The cherry on top for this device, though, is the built-in speaker, which when used with the microphone, allows you to take calls directly on the watch. This feature can look awkward in public, but using it for hands-free calling a car or to play back voice memos is too nifty to ignore.
- 2-3 day battery life
- Built-in speaker
- Fast and functional Tizen OS
- Only works with certain Samsung Galaxy phones
- Auto screen sensitivity needs adjustment
- Poor charging cradle design
9. Pebble Smartwatch
The original Pebble Smartwatch is a big step down in build quality compared to other smartwatches on this list. However, as a cheaper yet functionally identical version of the Pebble Steel, it is a great option for those looking to enter the smartwatch world without breaking the bank.
And while the plastic body and straps are not top quality, but can both be swapped out, allowing for plenty of external customization atop the different colors they come in. Its eInk display (the same 1.26-inch display as the Pebble Steel) is not the most beautiful, but it is always on with no drain on the battery.

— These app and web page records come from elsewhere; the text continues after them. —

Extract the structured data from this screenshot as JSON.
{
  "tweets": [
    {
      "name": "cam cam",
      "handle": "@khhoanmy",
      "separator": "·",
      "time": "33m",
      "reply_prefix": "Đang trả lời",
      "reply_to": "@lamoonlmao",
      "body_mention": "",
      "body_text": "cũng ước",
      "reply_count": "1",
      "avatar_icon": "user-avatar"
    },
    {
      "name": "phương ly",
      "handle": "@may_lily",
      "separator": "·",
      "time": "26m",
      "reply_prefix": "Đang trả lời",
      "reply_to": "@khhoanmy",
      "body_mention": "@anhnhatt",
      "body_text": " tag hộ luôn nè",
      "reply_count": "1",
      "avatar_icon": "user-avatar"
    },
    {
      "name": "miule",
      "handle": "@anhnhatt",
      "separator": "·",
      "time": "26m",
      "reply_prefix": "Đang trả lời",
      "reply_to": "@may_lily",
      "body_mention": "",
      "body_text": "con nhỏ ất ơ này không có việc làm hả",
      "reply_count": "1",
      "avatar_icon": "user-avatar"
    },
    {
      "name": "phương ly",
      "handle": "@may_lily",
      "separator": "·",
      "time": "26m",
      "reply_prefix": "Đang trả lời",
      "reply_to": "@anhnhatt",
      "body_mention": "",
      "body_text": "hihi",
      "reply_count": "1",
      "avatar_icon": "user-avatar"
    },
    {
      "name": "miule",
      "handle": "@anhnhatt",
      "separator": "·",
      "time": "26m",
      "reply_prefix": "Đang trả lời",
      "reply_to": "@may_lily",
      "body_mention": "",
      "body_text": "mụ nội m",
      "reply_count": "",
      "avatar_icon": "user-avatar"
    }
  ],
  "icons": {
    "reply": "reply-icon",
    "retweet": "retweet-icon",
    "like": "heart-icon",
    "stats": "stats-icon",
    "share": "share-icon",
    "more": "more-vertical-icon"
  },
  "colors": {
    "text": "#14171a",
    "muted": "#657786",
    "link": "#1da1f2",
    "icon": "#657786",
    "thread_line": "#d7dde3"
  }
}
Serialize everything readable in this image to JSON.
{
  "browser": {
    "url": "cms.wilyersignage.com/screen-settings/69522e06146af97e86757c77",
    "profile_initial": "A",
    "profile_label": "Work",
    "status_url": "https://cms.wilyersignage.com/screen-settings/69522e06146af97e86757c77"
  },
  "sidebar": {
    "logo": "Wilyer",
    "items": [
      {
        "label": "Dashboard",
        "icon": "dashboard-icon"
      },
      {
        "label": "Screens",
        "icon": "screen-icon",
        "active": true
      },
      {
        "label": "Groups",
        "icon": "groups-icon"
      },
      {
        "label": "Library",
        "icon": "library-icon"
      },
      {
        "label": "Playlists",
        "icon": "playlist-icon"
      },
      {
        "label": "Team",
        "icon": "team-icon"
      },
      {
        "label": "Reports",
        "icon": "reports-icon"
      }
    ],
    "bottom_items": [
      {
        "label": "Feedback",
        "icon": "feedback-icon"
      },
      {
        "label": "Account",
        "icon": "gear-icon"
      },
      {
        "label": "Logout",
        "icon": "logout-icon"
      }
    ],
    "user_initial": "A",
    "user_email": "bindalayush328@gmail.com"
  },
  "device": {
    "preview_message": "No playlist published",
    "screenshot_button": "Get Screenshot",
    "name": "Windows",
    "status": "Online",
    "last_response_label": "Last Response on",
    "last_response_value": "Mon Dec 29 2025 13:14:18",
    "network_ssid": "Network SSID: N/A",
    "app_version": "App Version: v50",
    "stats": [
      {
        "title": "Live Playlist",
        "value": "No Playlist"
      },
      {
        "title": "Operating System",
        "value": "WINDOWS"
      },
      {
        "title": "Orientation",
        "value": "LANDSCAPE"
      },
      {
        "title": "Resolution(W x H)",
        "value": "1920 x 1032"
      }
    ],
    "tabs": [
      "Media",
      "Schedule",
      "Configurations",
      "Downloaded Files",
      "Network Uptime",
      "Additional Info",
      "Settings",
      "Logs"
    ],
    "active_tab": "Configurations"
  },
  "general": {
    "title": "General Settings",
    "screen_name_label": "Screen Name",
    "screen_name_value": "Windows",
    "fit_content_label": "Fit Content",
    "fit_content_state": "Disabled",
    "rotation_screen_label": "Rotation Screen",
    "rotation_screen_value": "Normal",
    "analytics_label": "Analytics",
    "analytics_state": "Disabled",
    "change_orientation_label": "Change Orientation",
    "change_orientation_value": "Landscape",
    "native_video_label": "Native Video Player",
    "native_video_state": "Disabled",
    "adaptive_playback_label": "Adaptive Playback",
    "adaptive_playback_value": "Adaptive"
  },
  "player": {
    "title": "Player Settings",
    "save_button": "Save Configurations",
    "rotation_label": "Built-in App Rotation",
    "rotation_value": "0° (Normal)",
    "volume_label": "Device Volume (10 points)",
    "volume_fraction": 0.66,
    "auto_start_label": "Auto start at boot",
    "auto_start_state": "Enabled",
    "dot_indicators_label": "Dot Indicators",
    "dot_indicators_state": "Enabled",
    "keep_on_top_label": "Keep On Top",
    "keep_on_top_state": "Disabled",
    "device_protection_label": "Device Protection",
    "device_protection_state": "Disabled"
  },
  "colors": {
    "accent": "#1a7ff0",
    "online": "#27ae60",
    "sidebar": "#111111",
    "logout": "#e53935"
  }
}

Like the Steel, the Pebble get 5-7 days of battery life with relative ease, meaning that you can use it uninterrupted for longer. But the Pebble belongs on this list for more than just the relief it offers from the ambitious Android Wear devices that barely get 1-2 days of battery life.
Since the Pebble has been out since mid-2013, its app selection has grown immensely and has much more support than either Android Wear or Tizen. Because of its combination of affordability and functionality, the Pebble has definitely earned a place on this top list, that is until the more advanced smartwatches can bring this kind of price and battery life to a full-colour AMOLED display.
- Most affordable smartwatch
- Works with any smartphone
- 5-day battery life
- Robust app support
- Lower quality parts compared to Pebble Steel
- Simple eInk display
- No microphone
- Only 8 storage slots for apps
10. Martian Watch Notifier
Taking the Pebble to its next step of simplification, the martian offers a stripped down concept of the smartwatch that is basically an analog watch with a small marquee OLED display (96×16). Behind this stunning analogtimepiece you can get visible but non-distracting phone notifications with vibration.
The design is clean and sophisticated, and the analogue clock runs on a separate battery so that it can consistently function as a watch if nothing else. If you have 22 mm watch bands which you prefer to use, they can be easily swapped out on this watch as well.
The small screen can display caller ID, SMS, emails, social media posts, fitness stats, and news and sports headlines. Most are easy enough to read, but if you have trouble reading the small text this will be a major obstacle for use.
All of these updates are accompanied by a blip from the tricolour LED light. Mind that you cannot interact with these notifications other than dismissing them, but this at least allows you to screen content that is popping up in your phone without having to pull it out every couple of minutes. The find phone feature is also really handy.
The battery for the notification screen will last over 5 days with regular use and conveniently charges with MicroUSB, which makes for a win-win in the power department.
Is the low-tech Martian watch already on it’s way out though? Contrarily, Martian has already announced a forthcoming model that will be a collaboration with Guess. The watch will be based on the Guess Rigor, will be customizable through either an iOS or Android app, and will feature a microphone and speaker allowing you to issue voice commands and take calls.
Check out a CES preview below, and stay posted for future coverage of this device.
Price: $79.99 and up
- 5-day battery life
- Beautiful analogue watch face
- Works with any smartphone
- Not waterproof
- Cannot interact with notifications
- Small digital screen